(Data about app and page elements)
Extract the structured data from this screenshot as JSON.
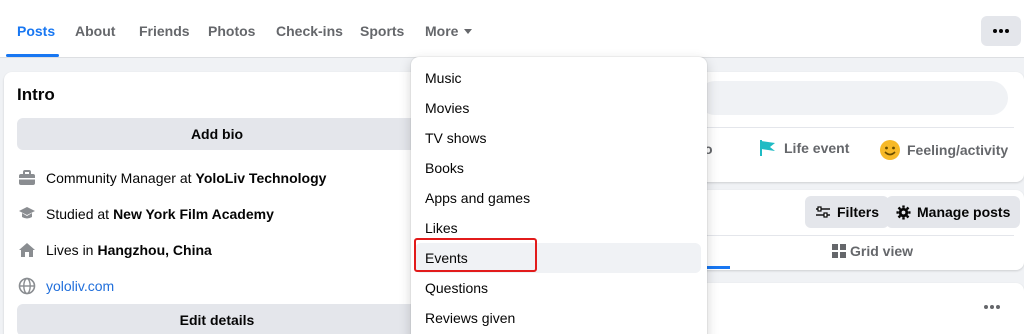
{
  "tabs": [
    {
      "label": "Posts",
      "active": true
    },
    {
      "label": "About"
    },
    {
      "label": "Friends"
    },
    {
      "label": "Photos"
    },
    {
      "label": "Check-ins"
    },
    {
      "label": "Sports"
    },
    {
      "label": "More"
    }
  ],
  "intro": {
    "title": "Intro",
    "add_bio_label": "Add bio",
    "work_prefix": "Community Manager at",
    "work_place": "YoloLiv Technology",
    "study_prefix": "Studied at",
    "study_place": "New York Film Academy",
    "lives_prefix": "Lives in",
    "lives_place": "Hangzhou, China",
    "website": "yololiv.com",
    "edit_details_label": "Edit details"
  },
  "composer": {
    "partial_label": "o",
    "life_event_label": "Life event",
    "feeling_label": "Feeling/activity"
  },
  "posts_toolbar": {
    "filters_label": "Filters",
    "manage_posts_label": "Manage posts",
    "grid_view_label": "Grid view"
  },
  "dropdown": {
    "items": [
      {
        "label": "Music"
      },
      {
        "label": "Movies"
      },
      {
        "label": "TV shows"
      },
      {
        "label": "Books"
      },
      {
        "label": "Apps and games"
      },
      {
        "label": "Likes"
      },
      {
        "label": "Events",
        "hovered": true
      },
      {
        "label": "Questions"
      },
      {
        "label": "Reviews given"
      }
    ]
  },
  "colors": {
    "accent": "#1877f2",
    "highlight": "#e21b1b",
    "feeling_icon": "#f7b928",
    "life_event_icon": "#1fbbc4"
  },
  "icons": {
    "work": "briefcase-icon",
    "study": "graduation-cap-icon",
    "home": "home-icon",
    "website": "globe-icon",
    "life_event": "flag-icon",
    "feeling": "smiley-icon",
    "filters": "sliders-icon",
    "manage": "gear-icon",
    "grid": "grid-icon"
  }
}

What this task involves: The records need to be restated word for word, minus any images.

Result for this task:
Extract the structured data from this screenshot as JSON.
{
  "tabs": [
    {
      "label": "Posts",
      "active": true
    },
    {
      "label": "About"
    },
    {
      "label": "Friends"
    },
    {
      "label": "Photos"
    },
    {
      "label": "Check-ins"
    },
    {
      "label": "Sports"
    },
    {
      "label": "More"
    }
  ],
  "intro": {
    "title": "Intro",
    "add_bio_label": "Add bio",
    "work_prefix": "Community Manager at",
    "work_place": "YoloLiv Technology",
    "study_prefix": "Studied at",
    "study_place": "New York Film Academy",
    "lives_prefix": "Lives in",
    "lives_place": "Hangzhou, China",
    "website": "yololiv.com",
    "edit_details_label": "Edit details"
  },
  "composer": {
    "partial_label": "o",
    "life_event_label": "Life event",
    "feeling_label": "Feeling/activity"
  },
  "posts_toolbar": {
    "filters_label": "Filters",
    "manage_posts_label": "Manage posts",
    "grid_view_label": "Grid view"
  },
  "dropdown": {
    "items": [
      {
        "label": "Music"
      },
      {
        "label": "Movies"
      },
      {
        "label": "TV shows"
      },
      {
        "label": "Books"
      },
      {
        "label": "Apps and games"
      },
      {
        "label": "Likes"
      },
      {
        "label": "Events",
        "hovered": true
      },
      {
        "label": "Questions"
      },
      {
        "label": "Reviews given"
      }
    ]
  },
  "colors": {
    "accent": "#1877f2",
    "highlight": "#e21b1b",
    "feeling_icon": "#f7b928",
    "life_event_icon": "#1fbbc4"
  },
  "icons": {
    "work": "briefcase-icon",
    "study": "graduation-cap-icon",
    "home": "home-icon",
    "website": "globe-icon",
    "life_event": "flag-icon",
    "feeling": "smiley-icon",
    "filters": "sliders-icon",
    "manage": "gear-icon",
    "grid": "grid-icon"
  }
}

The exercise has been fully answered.